The story focuses on Rocket, a young boy growing up in the slums of the worldwide playground of Rio de Janeiro. Rocket and several other boys grow up in extreme poverty, and while Rocket dreams of becoming a photograp…er, the boys in his neighborhood grow to make different choices in their lives. The first scene in the film could easily be described as key, with Rocket and a friend in the middle of the street, a bloodthirsty murderous gang on one side, and the police on the other.

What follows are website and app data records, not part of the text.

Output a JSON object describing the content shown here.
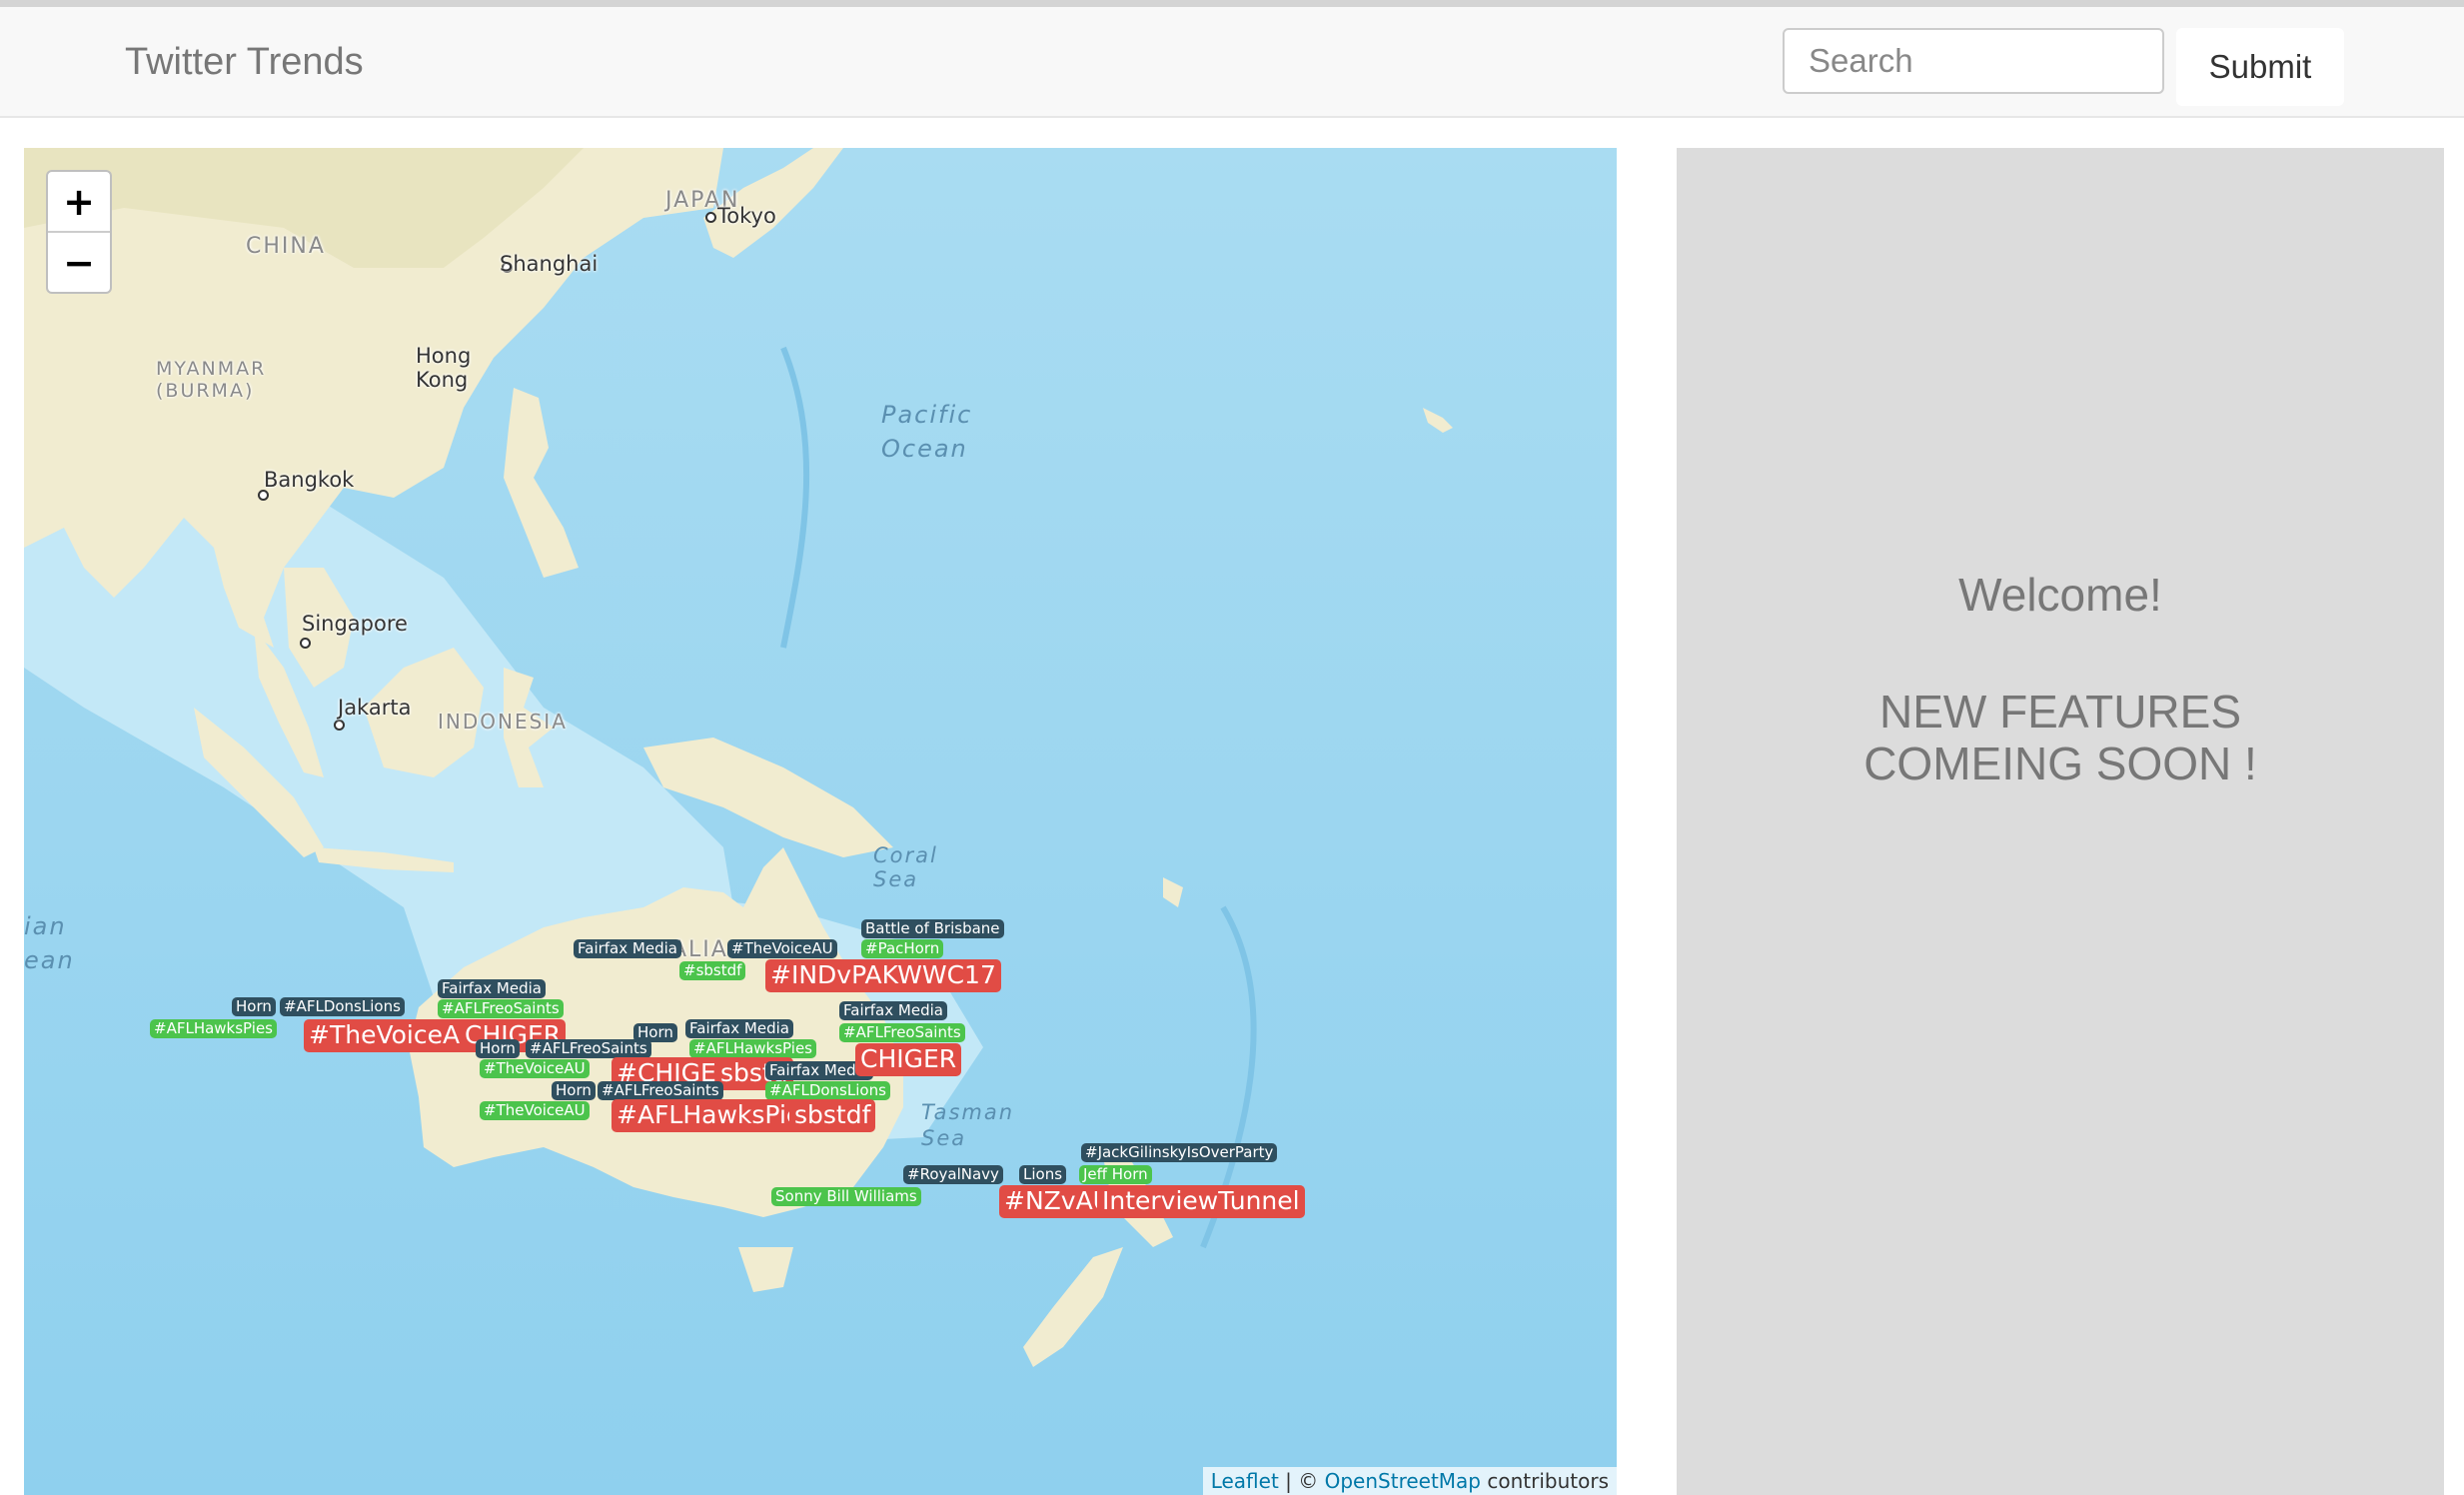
{
  "header": {
    "brand": "Twitter Trends",
    "search_placeholder": "Search",
    "submit_label": "Submit"
  },
  "map": {
    "zoom_in": "+",
    "zoom_out": "−",
    "labels": {
      "china": "CHINA",
      "japan": "JAPAN",
      "tokyo": "Tokyo",
      "shanghai": "Shanghai",
      "hong_kong": "Hong\nKong",
      "myanmar": "MYANMAR\n(BURMA)",
      "bangkok": "Bangkok",
      "singapore": "Singapore",
      "jakarta": "Jakarta",
      "indonesia": "INDONESIA",
      "pacific_ocean": "Pacific\nOcean",
      "coral_sea": "Coral\nSea",
      "tasman_sea": "Tasman\nSea",
      "indian_ocean": "ian\nean",
      "australia": "ALIA"
    },
    "trends": [
      {
        "text": "Battle of Brisbane",
        "style": "d"
      },
      {
        "text": "#PacHorn",
        "style": "g"
      },
      {
        "text": "Fairfax Media",
        "style": "d"
      },
      {
        "text": "#TheVoiceAU",
        "style": "d"
      },
      {
        "text": "#sbstdf",
        "style": "g"
      },
      {
        "text": "#INDvPAKWWC17",
        "style": "r"
      },
      {
        "text": "Fairfax Media",
        "style": "d"
      },
      {
        "text": "#AFLFreoSaints",
        "style": "g"
      },
      {
        "text": "Horn",
        "style": "d"
      },
      {
        "text": "#AFLDonsLions",
        "style": "d"
      },
      {
        "text": "#AFLHawksPies",
        "style": "g"
      },
      {
        "text": "#TheVoiceAU",
        "style": "r"
      },
      {
        "text": "CHIGER",
        "style": "r"
      },
      {
        "text": "Fairfax Media",
        "style": "d"
      },
      {
        "text": "#AFLFreoSaints",
        "style": "g"
      },
      {
        "text": "Horn",
        "style": "d"
      },
      {
        "text": "#AFLFreoSaints",
        "style": "d"
      },
      {
        "text": "Horn",
        "style": "d"
      },
      {
        "text": "Fairfax Media",
        "style": "d"
      },
      {
        "text": "#AFLHawksPies",
        "style": "g"
      },
      {
        "text": "#TheVoiceAU",
        "style": "g"
      },
      {
        "text": "#CHIGER",
        "style": "r"
      },
      {
        "text": "sbstd",
        "style": "r"
      },
      {
        "text": "Fairfax Media",
        "style": "d"
      },
      {
        "text": "CHIGER",
        "style": "r"
      },
      {
        "text": "Horn",
        "style": "d"
      },
      {
        "text": "#AFLFreoSaints",
        "style": "d"
      },
      {
        "text": "#AFLDonsLions",
        "style": "g"
      },
      {
        "text": "#TheVoiceAU",
        "style": "g"
      },
      {
        "text": "#AFLHawksPies",
        "style": "r"
      },
      {
        "text": "sbstdf",
        "style": "r"
      },
      {
        "text": "#JackGilinskyIsOverParty",
        "style": "d"
      },
      {
        "text": "#RoyalNavy",
        "style": "d"
      },
      {
        "text": "Lions",
        "style": "d"
      },
      {
        "text": "Jeff Horn",
        "style": "g"
      },
      {
        "text": "Sonny Bill Williams",
        "style": "g"
      },
      {
        "text": "#NZvAUS",
        "style": "r"
      },
      {
        "text": "InterviewTunnel",
        "style": "r"
      }
    ],
    "attribution": {
      "leaflet": "Leaflet",
      "sep": " | © ",
      "osm": "OpenStreetMap",
      "contributors": " contributors"
    }
  },
  "panel": {
    "welcome": "Welcome!",
    "features": "NEW FEATURES\nCOMEING SOON !"
  }
}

From that point, the movie travels back to show you the choices that characters made to get to where they are. It’s done in such a convincing manner that you really feel for many of the characters, as they grow up, some are killed, some aren’t. Rocket encounters one man on the bus collecting money, through several circumstances, he winds up as one of the leaders of a gang who is hell bent on destroying the existing gang. With director Fernando Meirelles’ storytelling, you see an incident, and then you circle back on it later, not only because seeing this in a linear storyline would possibly confuse people, but you feel a larger impact on these events after seeing the backstory behind them.

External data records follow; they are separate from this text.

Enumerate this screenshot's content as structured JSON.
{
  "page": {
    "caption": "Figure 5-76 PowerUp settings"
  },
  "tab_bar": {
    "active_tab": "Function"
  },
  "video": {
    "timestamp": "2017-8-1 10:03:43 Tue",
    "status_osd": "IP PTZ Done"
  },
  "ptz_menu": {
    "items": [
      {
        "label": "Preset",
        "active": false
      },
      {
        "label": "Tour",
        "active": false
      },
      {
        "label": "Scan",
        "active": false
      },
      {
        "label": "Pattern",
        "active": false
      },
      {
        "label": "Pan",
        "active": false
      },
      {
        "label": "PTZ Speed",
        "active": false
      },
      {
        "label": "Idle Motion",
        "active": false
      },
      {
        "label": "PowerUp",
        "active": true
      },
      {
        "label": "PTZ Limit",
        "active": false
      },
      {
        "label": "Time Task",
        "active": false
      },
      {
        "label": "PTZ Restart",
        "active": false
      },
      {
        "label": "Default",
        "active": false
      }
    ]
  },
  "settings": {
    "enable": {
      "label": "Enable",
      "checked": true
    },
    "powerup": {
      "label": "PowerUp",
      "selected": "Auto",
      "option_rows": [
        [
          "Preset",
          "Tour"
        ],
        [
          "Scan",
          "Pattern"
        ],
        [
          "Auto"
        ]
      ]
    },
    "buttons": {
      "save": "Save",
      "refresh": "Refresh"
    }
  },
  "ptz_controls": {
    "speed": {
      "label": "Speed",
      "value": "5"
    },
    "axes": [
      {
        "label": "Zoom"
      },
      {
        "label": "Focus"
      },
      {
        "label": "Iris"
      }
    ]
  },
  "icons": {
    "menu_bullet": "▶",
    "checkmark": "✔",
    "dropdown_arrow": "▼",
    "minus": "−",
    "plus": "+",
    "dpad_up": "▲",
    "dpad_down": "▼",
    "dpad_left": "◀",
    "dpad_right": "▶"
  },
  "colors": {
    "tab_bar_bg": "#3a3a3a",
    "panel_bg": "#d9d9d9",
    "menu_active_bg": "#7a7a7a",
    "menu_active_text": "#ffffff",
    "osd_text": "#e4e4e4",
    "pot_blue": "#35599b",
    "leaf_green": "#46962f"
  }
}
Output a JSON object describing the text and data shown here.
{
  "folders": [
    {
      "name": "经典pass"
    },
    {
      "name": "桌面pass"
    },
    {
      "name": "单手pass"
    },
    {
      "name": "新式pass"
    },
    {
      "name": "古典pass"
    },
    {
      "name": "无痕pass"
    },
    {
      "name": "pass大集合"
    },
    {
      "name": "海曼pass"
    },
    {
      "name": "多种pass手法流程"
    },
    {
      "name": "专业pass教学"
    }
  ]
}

The movie has gotten a lot of comparisons to Goodfellas, but I think that in Goodfellas, while the choices Henry Hill made were to make an easier life for himself until he became immersed with drugs, City of God shows the characters with far more regret in some of the things they do. They are aware of the choices they make, many knowing full well it will cement their fates as lifetime thugs, assuming they even make it to age 21. Full of unknown actors and actresses, their performances leave so much resonance with you, it’s amazing that many of them are just kids. The Goodfellas comparison is true in the sense that it’s got a lot of violence. A LOT OF VIOLENCE. When a 9 year old is forced to shoot another 9 year old to prove his loyalty to the gang, the subject matter is going to be pretty heavy.
The Portuguese Dolby Digital 5.1 is also pretty capable too, with more use of the surround speakers than I first thought, and everything sounds pretty clear throughout as well.

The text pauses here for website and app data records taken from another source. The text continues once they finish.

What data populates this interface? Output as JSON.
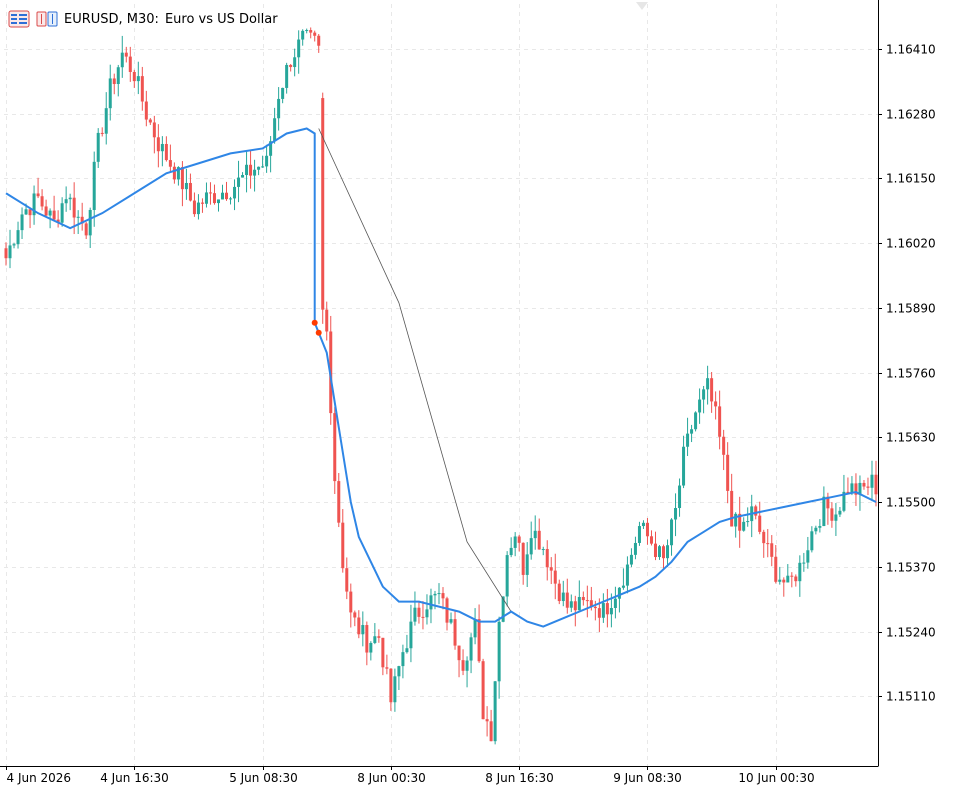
{
  "header": {
    "symbol_timeframe": "EURUSD, M30:",
    "description": "Euro vs US Dollar",
    "icons": [
      "chart-list-icon",
      "symbol-chart-icon"
    ]
  },
  "colors": {
    "bull": "#26a69a",
    "bear": "#ef5350",
    "ma": "#2f86e6",
    "projection": "#555555",
    "grid": "#e8e8e8",
    "axis": "#000000",
    "marker": "#ff3b00"
  },
  "chart_data": {
    "type": "candlestick",
    "symbol": "EURUSD",
    "timeframe": "M30",
    "ylim": [
      1.1497,
      1.165
    ],
    "y_ticks": [
      1.1641,
      1.1628,
      1.1615,
      1.1602,
      1.1589,
      1.1576,
      1.1563,
      1.155,
      1.1537,
      1.1524,
      1.1511
    ],
    "y_tick_labels": [
      "1.16410",
      "1.16280",
      "1.16150",
      "1.16020",
      "1.15890",
      "1.15760",
      "1.15630",
      "1.15500",
      "1.15370",
      "1.15240",
      "1.15110"
    ],
    "x_tick_labels": [
      {
        "label": "4 Jun 2026",
        "bar": 0
      },
      {
        "label": "4 Jun 16:30",
        "bar": 32
      },
      {
        "label": "5 Jun 08:30",
        "bar": 64
      },
      {
        "label": "8 Jun 00:30",
        "bar": 96
      },
      {
        "label": "8 Jun 16:30",
        "bar": 128
      },
      {
        "label": "9 Jun 08:30",
        "bar": 160
      },
      {
        "label": "10 Jun 00:30",
        "bar": 192
      }
    ],
    "bar_count": 218,
    "keypoints": [
      [
        0,
        1.1599
      ],
      [
        4,
        1.1608
      ],
      [
        8,
        1.1611
      ],
      [
        12,
        1.1606
      ],
      [
        15,
        1.1612
      ],
      [
        18,
        1.1607
      ],
      [
        20,
        1.1605
      ],
      [
        23,
        1.1622
      ],
      [
        26,
        1.1633
      ],
      [
        29,
        1.164
      ],
      [
        32,
        1.1636
      ],
      [
        35,
        1.1628
      ],
      [
        38,
        1.1622
      ],
      [
        41,
        1.1618
      ],
      [
        44,
        1.1614
      ],
      [
        47,
        1.1609
      ],
      [
        50,
        1.1611
      ],
      [
        53,
        1.1612
      ],
      [
        56,
        1.1613
      ],
      [
        59,
        1.1615
      ],
      [
        62,
        1.1617
      ],
      [
        65,
        1.1618
      ],
      [
        68,
        1.1632
      ],
      [
        71,
        1.1639
      ],
      [
        74,
        1.1643
      ],
      [
        77,
        1.1642
      ],
      [
        78,
        1.163
      ],
      [
        79,
        1.1588
      ],
      [
        80,
        1.1584
      ],
      [
        81,
        1.157
      ],
      [
        82,
        1.1555
      ],
      [
        84,
        1.1538
      ],
      [
        86,
        1.1527
      ],
      [
        90,
        1.1522
      ],
      [
        93,
        1.1523
      ],
      [
        96,
        1.151
      ],
      [
        99,
        1.152
      ],
      [
        102,
        1.1527
      ],
      [
        105,
        1.153
      ],
      [
        108,
        1.1531
      ],
      [
        111,
        1.1525
      ],
      [
        114,
        1.1518
      ],
      [
        117,
        1.1525
      ],
      [
        119,
        1.1508
      ],
      [
        121,
        1.1504
      ],
      [
        123,
        1.1526
      ],
      [
        125,
        1.154
      ],
      [
        127,
        1.1544
      ],
      [
        129,
        1.1537
      ],
      [
        131,
        1.1545
      ],
      [
        134,
        1.1541
      ],
      [
        137,
        1.1534
      ],
      [
        140,
        1.1529
      ],
      [
        143,
        1.1529
      ],
      [
        146,
        1.153
      ],
      [
        149,
        1.1528
      ],
      [
        152,
        1.1532
      ],
      [
        155,
        1.1537
      ],
      [
        158,
        1.1545
      ],
      [
        161,
        1.1542
      ],
      [
        164,
        1.1538
      ],
      [
        167,
        1.1548
      ],
      [
        169,
        1.1559
      ],
      [
        172,
        1.1568
      ],
      [
        175,
        1.1573
      ],
      [
        177,
        1.1567
      ],
      [
        179,
        1.1558
      ],
      [
        181,
        1.1547
      ],
      [
        183,
        1.1544
      ],
      [
        186,
        1.1548
      ],
      [
        189,
        1.1542
      ],
      [
        192,
        1.1536
      ],
      [
        195,
        1.1533
      ],
      [
        198,
        1.1537
      ],
      [
        201,
        1.1544
      ],
      [
        204,
        1.1549
      ],
      [
        207,
        1.1548
      ],
      [
        210,
        1.1553
      ],
      [
        213,
        1.1552
      ],
      [
        216,
        1.1554
      ],
      [
        217,
        1.1553
      ]
    ],
    "moving_average": [
      [
        0,
        1.1612
      ],
      [
        8,
        1.1608
      ],
      [
        16,
        1.1605
      ],
      [
        24,
        1.1608
      ],
      [
        32,
        1.1612
      ],
      [
        40,
        1.1616
      ],
      [
        48,
        1.1618
      ],
      [
        56,
        1.162
      ],
      [
        64,
        1.1621
      ],
      [
        70,
        1.1624
      ],
      [
        75,
        1.1625
      ],
      [
        77,
        1.1624
      ],
      [
        77,
        1.1586
      ],
      [
        80,
        1.158
      ],
      [
        82,
        1.157
      ],
      [
        84,
        1.156
      ],
      [
        86,
        1.155
      ],
      [
        88,
        1.1543
      ],
      [
        91,
        1.1538
      ],
      [
        94,
        1.1533
      ],
      [
        98,
        1.153
      ],
      [
        103,
        1.153
      ],
      [
        108,
        1.1529
      ],
      [
        113,
        1.1528
      ],
      [
        118,
        1.1526
      ],
      [
        122,
        1.1526
      ],
      [
        126,
        1.1528
      ],
      [
        130,
        1.1526
      ],
      [
        134,
        1.1525
      ],
      [
        140,
        1.1527
      ],
      [
        146,
        1.1529
      ],
      [
        152,
        1.1531
      ],
      [
        158,
        1.1533
      ],
      [
        162,
        1.1535
      ],
      [
        166,
        1.1538
      ],
      [
        170,
        1.1542
      ],
      [
        174,
        1.1544
      ],
      [
        178,
        1.1546
      ],
      [
        182,
        1.1547
      ],
      [
        188,
        1.1548
      ],
      [
        194,
        1.1549
      ],
      [
        200,
        1.155
      ],
      [
        206,
        1.1551
      ],
      [
        212,
        1.1552
      ],
      [
        217,
        1.155
      ]
    ],
    "projection_line": [
      [
        78,
        1.1625
      ],
      [
        98,
        1.159
      ],
      [
        115,
        1.1542
      ],
      [
        126,
        1.1528
      ]
    ],
    "markers": [
      [
        77,
        1.1586
      ],
      [
        78,
        1.1584
      ]
    ]
  }
}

Miramax releases City of God as an anamorphic 1.85:1 widescreen release that looks very good. The opening shots really emphasize the detail involved in the film, and for a film that is dark in subject matter, you get sepia tones that are somewhat blown out a la Traffic, but the majority of the film is dark with no light, and the black level is consistent.
The DVD is pretty light on extras, aside from trailers touting several films (including the film’s soundtrack), the only other extra is a 50 minute documentary titled News From a Personal War, which detailed the real-life perspectives of the dealers, the cops and the innocent slum residents. The gang conflicts are put into a historical context, and it also gives you a real good idea about the type of ammunition that’s being used in the conflict. One thing’s for sure though; everyone agrees the cops are corrupt, violent, and in some cases, inept. The sad part is that the system has made the police force that way. It’s a lot more depressing than the film, but is almost as effective.Closing Thoughts
Both the high price tag and lack of bonus features may deter people from picking up this DVD, but at the very least, this is a must-rent. It is very powerful filmmaking, an excellent story, combined with a more than adequate audio and video presentation. This film is excellent in every way, and must be experienced by everyone.
Special Features List
- “News From a Personal War” Documentary